The New European Data Protection Law (GDPR), is expected some time in the summer of 2016.
Who would have thought that the US State of California would have led the world on an important matter of human rights? Well, back in 2002, against all expectations, California did indeed produce ground-breaking Data Breaches legislation, which became law in 2003 (SB 1386). Most other states of the US quickly followed suit, leaving the citizens of Europe well and truly exposed in comparison. Until now…
Why this should have been the case is a mystery for many… only a few years earlier the 1995 EU Directive on Protection of Personal Data led the way and represented a new milestone in applying the relevant sections of UN and EU Charters on Human Rights to the real world. One suspects that the increase from 16 states to 25, and then 28 states might have had something to do with this, but that is another matter. The EU never even started the process of improving data protection legislation until 2012, and the reality is that e-commerce in Europe has always been far too relaxed in protecting personal data of its citizens. At least now something is actually happening!
But is it? The principle behind EU Directives was that they were democratically agreed in Brussels, and EU States were given two years to tweak them to fit local conditions. In fact the UK managed to stretch it to three years before Directive 95/46 was implemented here. By then, B2C e-commerce was already well underway. The new legislation is not a directive, but an EU Law, with no local integration either needed or intended. It had been discussed since 2012 with massive consultation so it was reasonable to expect that it would start to apply straight away.
In fact… the two years required for local implementation of Directives will be applied in this case, so no changes from Directive 95/46 will actually happen before the spring of 2018. The shrieks of protest are already building but there hasn’t actually been a change is legislation relating to personal data and e-commerce for over 20 years! It is long, long overdue; indeed I was expecting something fairly imminently when I first took up my current post back in 1999! Well, better late than never, I suppose. The message has to be… stop grumbling and take it on board! None of the proposed changes are draconian, and they are necessary to halt the rise in cyber-crime and allay public concern about personal data as a result of so many high profile data breaches.

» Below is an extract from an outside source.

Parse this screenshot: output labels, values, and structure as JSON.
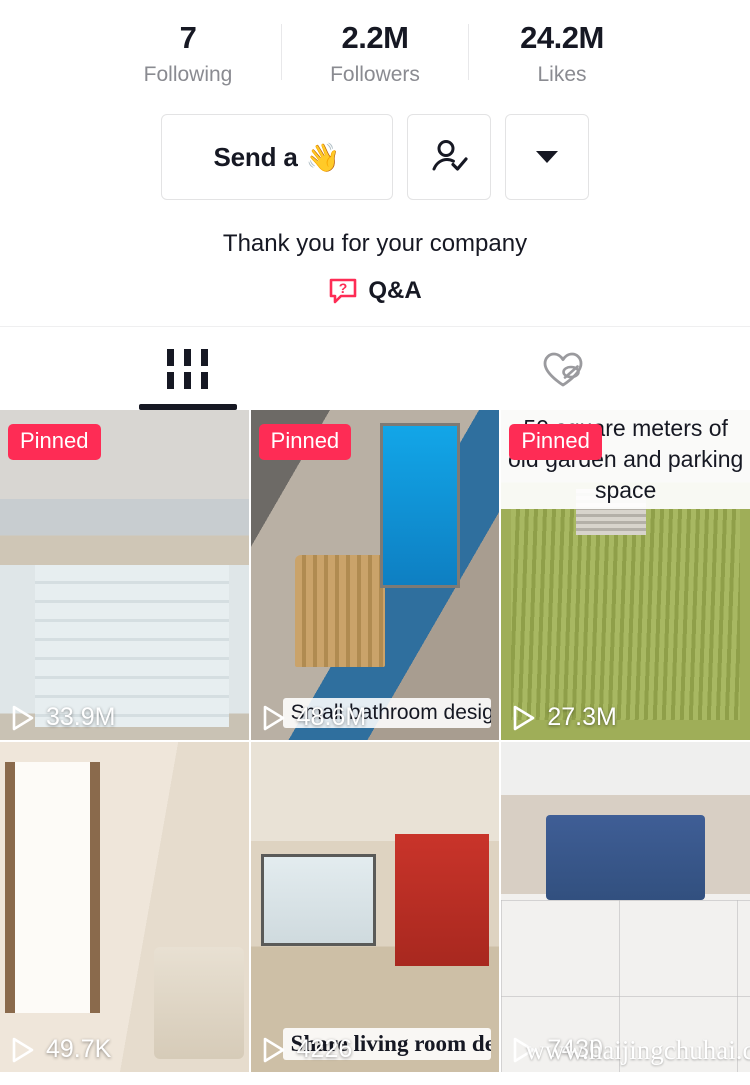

My next article will focus on the changes that the GDPR will bring. It seems that the draft will not become actual legislation until June, so it’ll just be a taster, but I didn’t want to go straight into the minutiae of the new act without providing a bit of context.